“New emphasis is now on separated parents reaching voluntary agreements as to how much maintenance is paid and when,” said Susan Johnson, Head of Molesworths’ Family Law Department.
“Parents can also agree that payments for such things as school uniforms and school trips can take the place of a regular set amount. These agreements, reached between the parents, are called family based arrangements and whilst it is better if parents can reach an agreement between themselves, family based arrangements are not legally binding,” she said.
Not all parents can reach an agreement and under the old system many single parents sought assistance from the Child Support Agency (CSA) to sort out any problems with maintenance payments.
Ministers have since announced their plans to abolish the CSA and instead replace it with the Child Maintenance Service to assist parents experiencing difficulties.
Susan Johnson Advises:
• If separated parents cannot agree on the amount of maintenance, then the Child Maintenance Service can collect payments on behalf of the receiving parent. This is called a statutory arrangement.
• The Child Maintenance Service replaces the Child Support Agency who will now only deal with cases already referred to them.
• If you use the Child Maintenance Service there are fees to be paid by both parents. The paying parent (usually the father) will have a fee added to their maintenance payment. The receiving parent will have a separate fee deducted from their maintenance - so the amount of maintenance received would be less than the amount paid.

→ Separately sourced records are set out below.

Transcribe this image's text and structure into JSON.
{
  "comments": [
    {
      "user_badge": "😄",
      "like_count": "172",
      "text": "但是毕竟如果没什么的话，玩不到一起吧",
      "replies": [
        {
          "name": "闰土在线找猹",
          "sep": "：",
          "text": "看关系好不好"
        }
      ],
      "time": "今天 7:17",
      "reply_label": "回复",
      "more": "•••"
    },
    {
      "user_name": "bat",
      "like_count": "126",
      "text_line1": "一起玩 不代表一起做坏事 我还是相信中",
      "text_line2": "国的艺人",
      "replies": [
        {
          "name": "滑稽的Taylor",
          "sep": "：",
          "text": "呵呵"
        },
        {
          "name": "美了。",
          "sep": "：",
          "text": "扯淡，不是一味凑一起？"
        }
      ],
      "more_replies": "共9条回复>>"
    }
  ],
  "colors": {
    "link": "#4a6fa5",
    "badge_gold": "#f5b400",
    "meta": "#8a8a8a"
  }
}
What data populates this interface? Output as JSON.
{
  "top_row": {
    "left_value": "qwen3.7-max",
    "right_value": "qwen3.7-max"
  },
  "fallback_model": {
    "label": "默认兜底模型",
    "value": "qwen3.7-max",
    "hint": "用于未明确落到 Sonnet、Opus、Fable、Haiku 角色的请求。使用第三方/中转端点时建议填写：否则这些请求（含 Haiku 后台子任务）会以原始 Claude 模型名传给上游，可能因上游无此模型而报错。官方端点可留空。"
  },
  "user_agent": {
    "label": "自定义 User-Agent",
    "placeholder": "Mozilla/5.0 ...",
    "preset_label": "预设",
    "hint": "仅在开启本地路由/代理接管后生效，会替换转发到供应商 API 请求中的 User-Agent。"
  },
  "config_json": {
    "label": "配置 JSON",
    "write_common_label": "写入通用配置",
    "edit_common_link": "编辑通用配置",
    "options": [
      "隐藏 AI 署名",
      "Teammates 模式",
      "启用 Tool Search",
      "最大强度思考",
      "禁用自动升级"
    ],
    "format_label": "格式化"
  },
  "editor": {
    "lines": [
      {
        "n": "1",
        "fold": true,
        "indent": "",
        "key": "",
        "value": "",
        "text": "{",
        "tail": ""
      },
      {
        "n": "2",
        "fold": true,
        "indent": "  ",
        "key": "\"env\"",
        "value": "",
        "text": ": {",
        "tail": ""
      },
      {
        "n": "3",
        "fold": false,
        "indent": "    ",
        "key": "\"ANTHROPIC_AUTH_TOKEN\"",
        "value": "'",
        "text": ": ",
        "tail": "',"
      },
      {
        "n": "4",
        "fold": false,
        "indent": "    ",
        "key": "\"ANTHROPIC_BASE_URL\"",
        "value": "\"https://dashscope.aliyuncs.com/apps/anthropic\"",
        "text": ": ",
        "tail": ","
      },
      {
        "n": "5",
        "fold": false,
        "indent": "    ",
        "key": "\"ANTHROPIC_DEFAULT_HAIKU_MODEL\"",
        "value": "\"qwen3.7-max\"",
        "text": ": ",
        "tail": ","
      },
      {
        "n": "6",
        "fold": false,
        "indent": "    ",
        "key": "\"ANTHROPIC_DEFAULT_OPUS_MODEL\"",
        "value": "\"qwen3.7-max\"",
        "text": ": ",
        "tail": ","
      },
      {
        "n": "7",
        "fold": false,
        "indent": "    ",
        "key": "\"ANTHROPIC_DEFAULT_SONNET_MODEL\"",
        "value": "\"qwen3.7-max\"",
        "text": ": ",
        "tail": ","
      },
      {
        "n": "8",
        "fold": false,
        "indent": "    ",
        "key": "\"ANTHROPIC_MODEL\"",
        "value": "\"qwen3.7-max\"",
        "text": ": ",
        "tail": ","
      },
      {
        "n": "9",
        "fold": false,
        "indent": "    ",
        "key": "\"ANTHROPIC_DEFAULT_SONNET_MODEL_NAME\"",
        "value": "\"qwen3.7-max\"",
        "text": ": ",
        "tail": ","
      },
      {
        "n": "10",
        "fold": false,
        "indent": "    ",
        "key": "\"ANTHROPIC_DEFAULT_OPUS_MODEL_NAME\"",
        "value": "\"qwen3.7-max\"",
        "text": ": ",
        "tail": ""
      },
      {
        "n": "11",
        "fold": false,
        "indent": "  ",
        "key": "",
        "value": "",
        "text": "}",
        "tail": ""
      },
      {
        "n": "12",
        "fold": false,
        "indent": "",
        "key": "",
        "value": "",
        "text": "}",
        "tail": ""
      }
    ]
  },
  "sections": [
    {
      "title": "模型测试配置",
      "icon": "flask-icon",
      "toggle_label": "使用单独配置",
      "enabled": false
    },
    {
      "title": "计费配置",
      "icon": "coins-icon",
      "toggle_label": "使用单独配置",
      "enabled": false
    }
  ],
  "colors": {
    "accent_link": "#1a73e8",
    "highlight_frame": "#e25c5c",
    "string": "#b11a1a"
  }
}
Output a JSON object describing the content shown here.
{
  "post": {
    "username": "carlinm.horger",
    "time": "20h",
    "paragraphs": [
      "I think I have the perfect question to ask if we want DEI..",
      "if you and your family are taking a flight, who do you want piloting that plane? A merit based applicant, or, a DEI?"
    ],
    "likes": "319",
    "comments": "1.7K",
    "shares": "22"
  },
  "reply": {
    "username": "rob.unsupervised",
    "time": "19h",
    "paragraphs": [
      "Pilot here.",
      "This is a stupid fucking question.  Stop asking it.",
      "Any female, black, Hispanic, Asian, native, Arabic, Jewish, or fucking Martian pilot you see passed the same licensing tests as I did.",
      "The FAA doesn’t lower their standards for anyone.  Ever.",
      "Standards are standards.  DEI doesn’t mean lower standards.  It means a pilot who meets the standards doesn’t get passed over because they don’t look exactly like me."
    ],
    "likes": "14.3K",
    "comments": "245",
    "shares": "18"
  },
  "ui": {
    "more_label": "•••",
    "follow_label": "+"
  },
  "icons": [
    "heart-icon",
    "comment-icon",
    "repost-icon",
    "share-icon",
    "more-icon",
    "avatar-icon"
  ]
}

It is, therefore, better for separated parents to reach an agreement between themselves.
• We can help you with negotiating an agreement and/or advising on the amounts to be paid and how it is calculated.
If you need any help or advice regarding a Child Maintenance matter, please contact Molesworths Bright Clegg’s Family Department team.
Susan Johnson leads the Molesworths’ Family Law Department and is a member of the Law Society’s Family Law Panel. She is a qualified and experienced family law solicitor, dealing with matters including divorce, contact / residence & injunctions. Susan can be contacted at email@example.com or 01706 767404.
The contents of this article are intended for general information purposes only and shall not be deemed to be, or constitute legal advice. We cannot accept responsibility for any loss as a result of acts or omissions taken in respect of this article.